"Best" is such a loaded term. For the most part, law grads want to know which program has the highest pass rate and will use this number to dictate which program they'll purchase -- if any. In truth, most persons who can get through law school should be smart enough to pass the bar. Bar prep programs are, quite frankly, drill sergeant programs intended to keep you in line. Only weirdos like studying for the bar -- and most who do enjoy studying for the bar have already been licensed at least in one other state.
Since bar prep programs are really nothing more than discipline programs, sufficient self-discipline will make the differences between the programs more and more muted. In other words, you must find the best in the program and in yourself. With enough hard work and determination, the differences between the programs largely fall away.

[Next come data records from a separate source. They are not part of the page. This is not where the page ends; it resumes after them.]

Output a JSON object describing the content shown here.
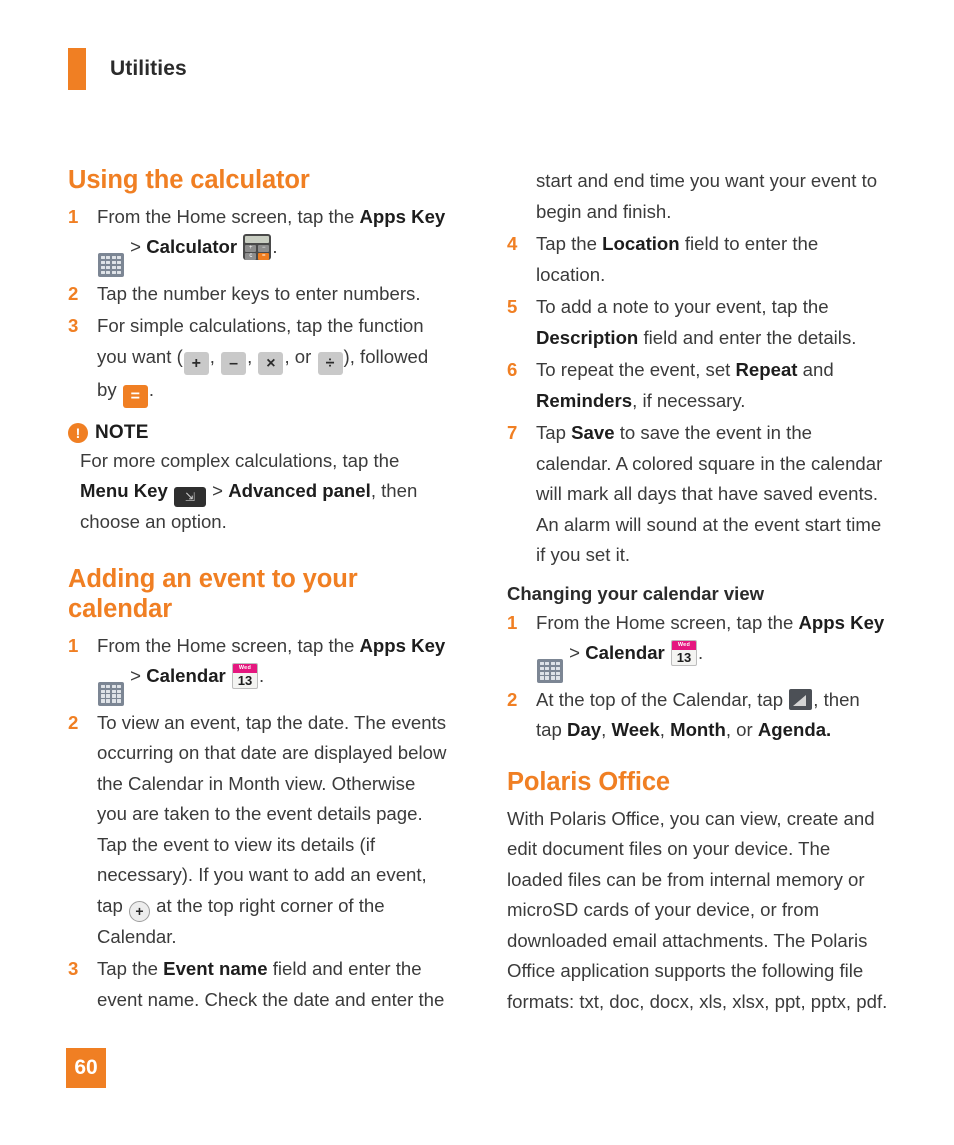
{
  "header": {
    "title": "Utilities",
    "accent_color": "#f07f23"
  },
  "page_number": "60",
  "left_column": {
    "calculator_section": {
      "title": "Using the calculator",
      "steps": [
        {
          "num": "1",
          "text_before": "From the Home screen, tap the ",
          "bold_1": "Apps Key",
          "between": " > ",
          "bold_2": "Calculator",
          "text_after": "."
        },
        {
          "num": "2",
          "text": "Tap the number keys to enter numbers."
        },
        {
          "num": "3",
          "text_before": "For simple calculations, tap the function you want (",
          "key_plus": "+",
          "sep_1": ", ",
          "key_minus": "–",
          "sep_2": ", ",
          "key_times": "×",
          "sep_3": ", or ",
          "key_divide": "÷",
          "text_mid": "), followed by ",
          "key_equals": "=",
          "text_after": "."
        }
      ]
    },
    "note": {
      "icon": "exclamation-circle-icon",
      "label": "NOTE",
      "text_before": "For more complex calculations, tap the ",
      "bold_1": "Menu Key",
      "between": " > ",
      "bold_2": "Advanced panel",
      "text_after": ", then choose an option."
    },
    "calendar_section": {
      "title": "Adding an event to your calendar",
      "steps": [
        {
          "num": "1",
          "text_before": "From the Home screen, tap the ",
          "bold_1": "Apps Key",
          "between": " > ",
          "bold_2": "Calendar",
          "text_after": "."
        },
        {
          "num": "2",
          "text_before": "To view an event, tap the date. The events occurring on that date are displayed below the Calendar in Month view. Otherwise you are taken to the event details page. Tap the event to view its details (if necessary). If you want to add an event, tap ",
          "text_after": " at the top right corner of the Calendar."
        },
        {
          "num": "3",
          "text_before": "Tap the ",
          "bold_1": "Event name",
          "text_after": " field and enter the event name. Check the date and enter the"
        }
      ]
    }
  },
  "right_column": {
    "continuation": "start and end time you want your event to begin and finish.",
    "calendar_steps": [
      {
        "num": "4",
        "text_before": "Tap the ",
        "bold_1": "Location",
        "text_after": " field to enter the location."
      },
      {
        "num": "5",
        "text_before": "To add a note to your event, tap the ",
        "bold_1": "Description",
        "text_after": " field and enter the details."
      },
      {
        "num": "6",
        "text_before": "To repeat the event, set ",
        "bold_1": "Repeat",
        "between": " and ",
        "bold_2": "Reminders",
        "text_after": ", if necessary."
      },
      {
        "num": "7",
        "text_before": "Tap ",
        "bold_1": "Save",
        "text_after": " to save the event in the calendar. A colored square in the calendar will mark all days that have saved events. An alarm will sound at the event start time if you set it."
      }
    ],
    "calendar_view_section": {
      "title": "Changing your calendar view",
      "steps": [
        {
          "num": "1",
          "text_before": "From the Home screen, tap the ",
          "bold_1": "Apps Key",
          "between": " > ",
          "bold_2": "Calendar",
          "text_after": "."
        },
        {
          "num": "2",
          "text_before": "At the top of the Calendar, tap ",
          "text_mid": ", then tap ",
          "bold_1": "Day",
          "sep_1": ", ",
          "bold_2": "Week",
          "sep_2": ", ",
          "bold_3": "Month",
          "sep_3": ", or ",
          "bold_4": "Agenda."
        }
      ]
    },
    "polaris_section": {
      "title": "Polaris Office",
      "body": "With Polaris Office, you can view, create and edit document files on your device. The loaded files can be from internal memory or microSD cards of your device, or from downloaded email attachments. The Polaris Office application supports the following file formats: txt, doc, docx, xls, xlsx, ppt, pptx, pdf."
    }
  },
  "icons": {
    "apps_key": "apps-grid-icon",
    "calculator": "calculator-app-icon",
    "menu_key": "menu-key-icon",
    "calendar": "calendar-app-icon",
    "calendar_day_label": "Wed",
    "calendar_day_number": "13",
    "add_event": "plus-circle-icon",
    "calendar_view_switch": "view-switch-icon"
  }
}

Having taken a bar exam prep course (I won't disclose which, for fear of seeming biased), I can honestly say that the best thing that one can do to pass is to practice past questions until you're exhausted. People who pass the bar the first time aren't necessarily any smarter, they're just better test takers. You have to train to give a passing answer, nothing more.
Most of us don't get to this stage until a significant amount of practice time has been put in. A former grader of the California State Bar once said to me that she estimated that an 80-point answer on the California Bar could be written on a single page. This tells you it's not about length.
What am I getting at? All bar prep programs are "the best" when you put sufficient work into them; and all of them are useless if you buy the program and binge-watch your summer away. No program can police your study habits. In fact, if you're a poor studier with bad habits, at least do your wallet a favor and don't purchase any program at all.
Meeting with a lawyer can help you understand your options and how to best protect your rights. Visit our attorney directory to find a lawyer near you who can help.